05/07/2012 05:51 BST | Updated 03/09/2012 06:12 BST

A Time and a Place for Typography?

Yesterday saw a landmark moment in science, history and indeed, evolution. CERN scientists, who have been working for years at the Large Hadron Collider in Switzerland, claimed the discovery of a particle consistent with the Higgs Boson.

The news spread like wildfire and soundbites like "we're reaching into the fabric of the Universe at a level we've never done before" were issued to all that would listen. However, one of the biggest reactions to the breakthrough was nothing to do with the feats of science achieved, but the way it was presented to the world - more specifically, the font which was used to present the findings.

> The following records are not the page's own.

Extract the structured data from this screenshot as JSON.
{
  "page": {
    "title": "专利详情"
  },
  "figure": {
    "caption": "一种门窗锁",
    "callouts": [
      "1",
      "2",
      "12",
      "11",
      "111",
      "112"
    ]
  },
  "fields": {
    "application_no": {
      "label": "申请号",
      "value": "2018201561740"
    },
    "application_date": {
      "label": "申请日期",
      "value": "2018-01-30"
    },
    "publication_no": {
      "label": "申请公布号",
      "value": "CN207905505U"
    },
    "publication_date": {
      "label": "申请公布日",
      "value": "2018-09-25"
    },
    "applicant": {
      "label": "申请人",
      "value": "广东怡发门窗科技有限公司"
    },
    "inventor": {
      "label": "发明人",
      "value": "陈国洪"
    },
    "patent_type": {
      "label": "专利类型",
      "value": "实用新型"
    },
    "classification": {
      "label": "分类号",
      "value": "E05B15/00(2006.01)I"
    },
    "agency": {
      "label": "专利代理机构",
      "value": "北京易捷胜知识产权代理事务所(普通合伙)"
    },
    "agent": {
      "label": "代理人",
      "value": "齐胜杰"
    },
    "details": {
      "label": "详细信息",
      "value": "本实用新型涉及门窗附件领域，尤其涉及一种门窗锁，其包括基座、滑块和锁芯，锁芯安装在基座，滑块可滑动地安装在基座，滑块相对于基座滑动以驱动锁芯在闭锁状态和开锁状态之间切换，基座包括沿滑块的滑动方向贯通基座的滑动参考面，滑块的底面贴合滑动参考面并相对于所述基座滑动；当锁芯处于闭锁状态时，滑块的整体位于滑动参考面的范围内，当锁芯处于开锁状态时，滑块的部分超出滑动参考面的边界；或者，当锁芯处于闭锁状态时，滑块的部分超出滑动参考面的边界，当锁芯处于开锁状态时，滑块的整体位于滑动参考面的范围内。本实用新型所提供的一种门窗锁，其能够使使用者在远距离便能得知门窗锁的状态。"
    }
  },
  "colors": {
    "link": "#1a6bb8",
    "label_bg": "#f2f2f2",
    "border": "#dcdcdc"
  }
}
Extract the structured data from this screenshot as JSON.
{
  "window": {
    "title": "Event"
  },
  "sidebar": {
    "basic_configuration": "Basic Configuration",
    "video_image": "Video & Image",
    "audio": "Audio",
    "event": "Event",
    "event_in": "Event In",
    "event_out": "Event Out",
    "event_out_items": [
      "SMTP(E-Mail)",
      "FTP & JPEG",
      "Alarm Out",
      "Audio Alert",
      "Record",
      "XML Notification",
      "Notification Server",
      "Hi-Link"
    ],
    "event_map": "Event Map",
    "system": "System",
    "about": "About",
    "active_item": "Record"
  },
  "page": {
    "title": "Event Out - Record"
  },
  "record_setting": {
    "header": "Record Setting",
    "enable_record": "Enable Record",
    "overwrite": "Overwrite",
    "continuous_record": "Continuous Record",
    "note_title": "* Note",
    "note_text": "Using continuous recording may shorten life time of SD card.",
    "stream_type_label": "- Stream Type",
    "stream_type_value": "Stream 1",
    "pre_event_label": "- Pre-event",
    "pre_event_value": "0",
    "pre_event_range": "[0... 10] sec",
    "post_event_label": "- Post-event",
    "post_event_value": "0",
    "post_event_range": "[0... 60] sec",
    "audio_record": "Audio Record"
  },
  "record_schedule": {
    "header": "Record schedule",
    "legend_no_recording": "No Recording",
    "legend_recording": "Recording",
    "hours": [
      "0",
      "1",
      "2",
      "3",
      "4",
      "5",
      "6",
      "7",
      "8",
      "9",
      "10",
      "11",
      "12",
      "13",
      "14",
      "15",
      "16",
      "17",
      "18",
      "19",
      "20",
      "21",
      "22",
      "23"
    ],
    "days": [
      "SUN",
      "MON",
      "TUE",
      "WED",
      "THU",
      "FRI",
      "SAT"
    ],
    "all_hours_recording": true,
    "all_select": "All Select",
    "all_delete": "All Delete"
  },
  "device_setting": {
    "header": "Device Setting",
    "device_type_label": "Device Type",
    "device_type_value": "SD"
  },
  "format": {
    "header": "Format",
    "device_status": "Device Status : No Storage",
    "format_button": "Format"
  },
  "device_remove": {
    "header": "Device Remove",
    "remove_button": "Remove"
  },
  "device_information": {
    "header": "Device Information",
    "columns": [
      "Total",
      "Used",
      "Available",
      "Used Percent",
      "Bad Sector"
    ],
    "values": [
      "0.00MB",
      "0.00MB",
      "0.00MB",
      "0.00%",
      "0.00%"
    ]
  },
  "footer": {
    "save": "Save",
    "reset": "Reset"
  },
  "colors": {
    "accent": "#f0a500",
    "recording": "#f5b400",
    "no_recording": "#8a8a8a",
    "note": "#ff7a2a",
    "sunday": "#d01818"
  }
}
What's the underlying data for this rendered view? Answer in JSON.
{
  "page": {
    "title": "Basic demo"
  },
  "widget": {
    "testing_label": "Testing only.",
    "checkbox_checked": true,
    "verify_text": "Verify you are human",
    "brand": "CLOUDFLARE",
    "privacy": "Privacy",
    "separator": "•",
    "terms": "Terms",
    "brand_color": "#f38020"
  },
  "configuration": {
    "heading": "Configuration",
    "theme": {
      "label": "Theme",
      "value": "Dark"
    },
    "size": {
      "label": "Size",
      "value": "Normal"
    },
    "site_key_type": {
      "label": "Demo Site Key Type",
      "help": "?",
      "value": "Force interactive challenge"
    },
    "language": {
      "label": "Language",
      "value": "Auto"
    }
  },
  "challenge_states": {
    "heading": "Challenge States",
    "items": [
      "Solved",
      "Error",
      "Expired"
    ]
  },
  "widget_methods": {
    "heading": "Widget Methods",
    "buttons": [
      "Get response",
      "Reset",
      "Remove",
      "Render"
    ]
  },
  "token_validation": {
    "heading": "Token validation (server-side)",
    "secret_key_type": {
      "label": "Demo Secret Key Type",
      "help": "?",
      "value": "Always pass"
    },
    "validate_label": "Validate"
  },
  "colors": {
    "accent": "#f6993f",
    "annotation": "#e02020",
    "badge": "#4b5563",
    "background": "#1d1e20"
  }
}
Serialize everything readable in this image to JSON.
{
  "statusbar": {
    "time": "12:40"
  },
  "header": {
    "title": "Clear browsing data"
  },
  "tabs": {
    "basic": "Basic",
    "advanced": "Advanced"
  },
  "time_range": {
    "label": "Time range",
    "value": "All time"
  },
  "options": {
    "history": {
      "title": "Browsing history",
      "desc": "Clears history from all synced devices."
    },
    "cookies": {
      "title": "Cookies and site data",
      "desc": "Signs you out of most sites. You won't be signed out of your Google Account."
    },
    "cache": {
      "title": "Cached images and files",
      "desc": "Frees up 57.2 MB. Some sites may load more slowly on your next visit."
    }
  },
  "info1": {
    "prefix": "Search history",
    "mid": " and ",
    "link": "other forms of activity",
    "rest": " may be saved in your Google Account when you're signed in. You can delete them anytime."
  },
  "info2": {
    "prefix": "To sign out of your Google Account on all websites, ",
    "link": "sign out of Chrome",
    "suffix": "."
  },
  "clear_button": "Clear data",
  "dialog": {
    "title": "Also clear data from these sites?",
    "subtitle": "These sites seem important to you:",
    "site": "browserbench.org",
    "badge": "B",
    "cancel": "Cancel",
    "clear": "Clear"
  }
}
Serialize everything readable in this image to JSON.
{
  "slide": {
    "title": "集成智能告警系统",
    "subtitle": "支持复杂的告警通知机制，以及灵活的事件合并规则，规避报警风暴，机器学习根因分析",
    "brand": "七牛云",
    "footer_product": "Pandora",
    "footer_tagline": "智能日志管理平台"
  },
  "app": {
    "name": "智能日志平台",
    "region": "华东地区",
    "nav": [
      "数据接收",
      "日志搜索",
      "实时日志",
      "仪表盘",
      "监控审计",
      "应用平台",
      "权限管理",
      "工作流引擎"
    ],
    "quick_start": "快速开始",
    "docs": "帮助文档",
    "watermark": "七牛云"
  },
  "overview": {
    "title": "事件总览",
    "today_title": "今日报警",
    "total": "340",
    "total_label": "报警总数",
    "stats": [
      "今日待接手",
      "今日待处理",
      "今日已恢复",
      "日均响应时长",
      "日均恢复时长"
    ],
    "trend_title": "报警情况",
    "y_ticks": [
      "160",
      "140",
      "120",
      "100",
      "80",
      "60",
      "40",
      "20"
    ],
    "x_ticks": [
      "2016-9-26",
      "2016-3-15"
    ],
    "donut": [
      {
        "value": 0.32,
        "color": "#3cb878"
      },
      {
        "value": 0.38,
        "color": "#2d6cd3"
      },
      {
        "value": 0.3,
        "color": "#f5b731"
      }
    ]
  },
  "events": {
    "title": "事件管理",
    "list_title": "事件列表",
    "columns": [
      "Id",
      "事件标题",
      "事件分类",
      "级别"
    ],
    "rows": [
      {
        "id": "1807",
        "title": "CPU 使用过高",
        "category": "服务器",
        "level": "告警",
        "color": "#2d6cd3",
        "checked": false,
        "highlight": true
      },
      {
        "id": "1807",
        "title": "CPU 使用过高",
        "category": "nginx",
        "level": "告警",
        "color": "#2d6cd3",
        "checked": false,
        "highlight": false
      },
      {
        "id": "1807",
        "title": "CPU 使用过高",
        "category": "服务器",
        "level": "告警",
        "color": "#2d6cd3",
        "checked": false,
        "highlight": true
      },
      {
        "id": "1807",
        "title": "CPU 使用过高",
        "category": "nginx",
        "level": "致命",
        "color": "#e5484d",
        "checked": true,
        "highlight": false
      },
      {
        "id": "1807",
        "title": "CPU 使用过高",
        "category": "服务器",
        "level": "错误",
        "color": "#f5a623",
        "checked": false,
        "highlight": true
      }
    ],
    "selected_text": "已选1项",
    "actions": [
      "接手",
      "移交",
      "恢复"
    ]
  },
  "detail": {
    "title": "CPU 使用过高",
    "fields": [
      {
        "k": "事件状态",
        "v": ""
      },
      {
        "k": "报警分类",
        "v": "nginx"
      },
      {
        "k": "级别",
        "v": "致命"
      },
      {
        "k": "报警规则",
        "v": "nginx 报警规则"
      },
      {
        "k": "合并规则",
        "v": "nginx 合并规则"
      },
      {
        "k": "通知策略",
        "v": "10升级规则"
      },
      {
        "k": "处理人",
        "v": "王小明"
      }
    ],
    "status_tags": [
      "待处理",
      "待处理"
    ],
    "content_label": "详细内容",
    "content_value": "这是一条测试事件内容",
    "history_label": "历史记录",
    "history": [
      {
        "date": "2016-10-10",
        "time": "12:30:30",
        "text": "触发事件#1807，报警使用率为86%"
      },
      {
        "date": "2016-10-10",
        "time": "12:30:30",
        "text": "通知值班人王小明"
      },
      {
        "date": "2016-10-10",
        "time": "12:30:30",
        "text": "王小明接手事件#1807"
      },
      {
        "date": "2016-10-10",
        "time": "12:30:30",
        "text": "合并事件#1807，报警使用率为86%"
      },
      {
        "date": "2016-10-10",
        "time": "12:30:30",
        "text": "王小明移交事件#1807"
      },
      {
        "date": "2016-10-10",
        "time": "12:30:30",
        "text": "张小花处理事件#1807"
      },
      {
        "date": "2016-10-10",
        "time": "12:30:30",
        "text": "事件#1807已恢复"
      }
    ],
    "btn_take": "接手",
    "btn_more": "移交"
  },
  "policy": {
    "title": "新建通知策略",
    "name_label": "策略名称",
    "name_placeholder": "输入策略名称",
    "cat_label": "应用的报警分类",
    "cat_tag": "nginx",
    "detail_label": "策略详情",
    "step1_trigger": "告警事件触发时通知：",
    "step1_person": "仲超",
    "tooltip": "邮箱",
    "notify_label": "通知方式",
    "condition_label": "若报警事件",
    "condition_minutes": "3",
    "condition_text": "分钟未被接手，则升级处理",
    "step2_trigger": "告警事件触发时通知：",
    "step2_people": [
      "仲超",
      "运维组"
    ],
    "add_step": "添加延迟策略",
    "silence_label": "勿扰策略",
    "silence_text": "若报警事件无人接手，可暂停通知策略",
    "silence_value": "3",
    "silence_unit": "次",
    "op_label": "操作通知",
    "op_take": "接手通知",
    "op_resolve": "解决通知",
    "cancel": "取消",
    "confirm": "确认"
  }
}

Of all the thousands of fonts available to convey such a critical milestone, the scientists plumped for the Marmite of typography - Comic Sans. Within minutes of the news breaking "Comic Sans" was trending on Twitter, with the majority of tweeters expressing their disgust at such an important announcement being conveyed in such a way.

While Comic Sans does have its fans and naysayers, the reaction did raise an important point. It truly demonstrated how fonts are crucial tools in evoking emotion and sentiment. Often taken for granted, as they are all around us, there are around 200,000 fonts in existence today.

However, you should bear in mind that each one has been meticulously designed and crafted to convey a message. Indeed, selecting a font is quite like getting dressed. If you had a specific occasion to attend, you would dress accordingly. Similarly, a font is normally selected in accordance with the kind of message you wish to communicate.

Type is also a key player in instilling trust among the public. Imagine you were to receive an email or message on your phone, which claimed to be from your bank - for the sake of argument, let's say HSBC. Ask yourself, if the message didn't contain the black lettering of HSBC on the white background, would you not question its legitimacy? It's the very reason that typography remains such a crucial part of branding and why there is still a demand today for type designers' skills.

Type designers are some of the most patient, but proudest artists in the world today. Not even taking into account the need for originality due to the sheer volume of fonts around, the skill and determination required to elicit emotion, simply from text, is a huge accomplishment. What I believe is amazing is how, when the industry has existed for centuries, there are these incredible designers from all corners of the globe, who continue to innovate and create new typefaces, which still generate reactions.

And I believe that a key driver to do so is that the public have and continue to relate to typography, even though they maybe don't realise it. We've all had the experience of a certain scent reminding you of a fond memory. The same applies with typography - certain fonts trigger certain emotions and memories - and this is why there has been such a reaction to CERN's choice of font.

Comic Sans may often be heralded as the 'world's most hated font', but it does have its place. It may not be in a presentation which reveals the secrets of the universe, or within the corridors of a Fortune 500 company, as this picture demonstrates, but one thing is for sure. It has conjured a huge reaction and that is testament to the power of typography.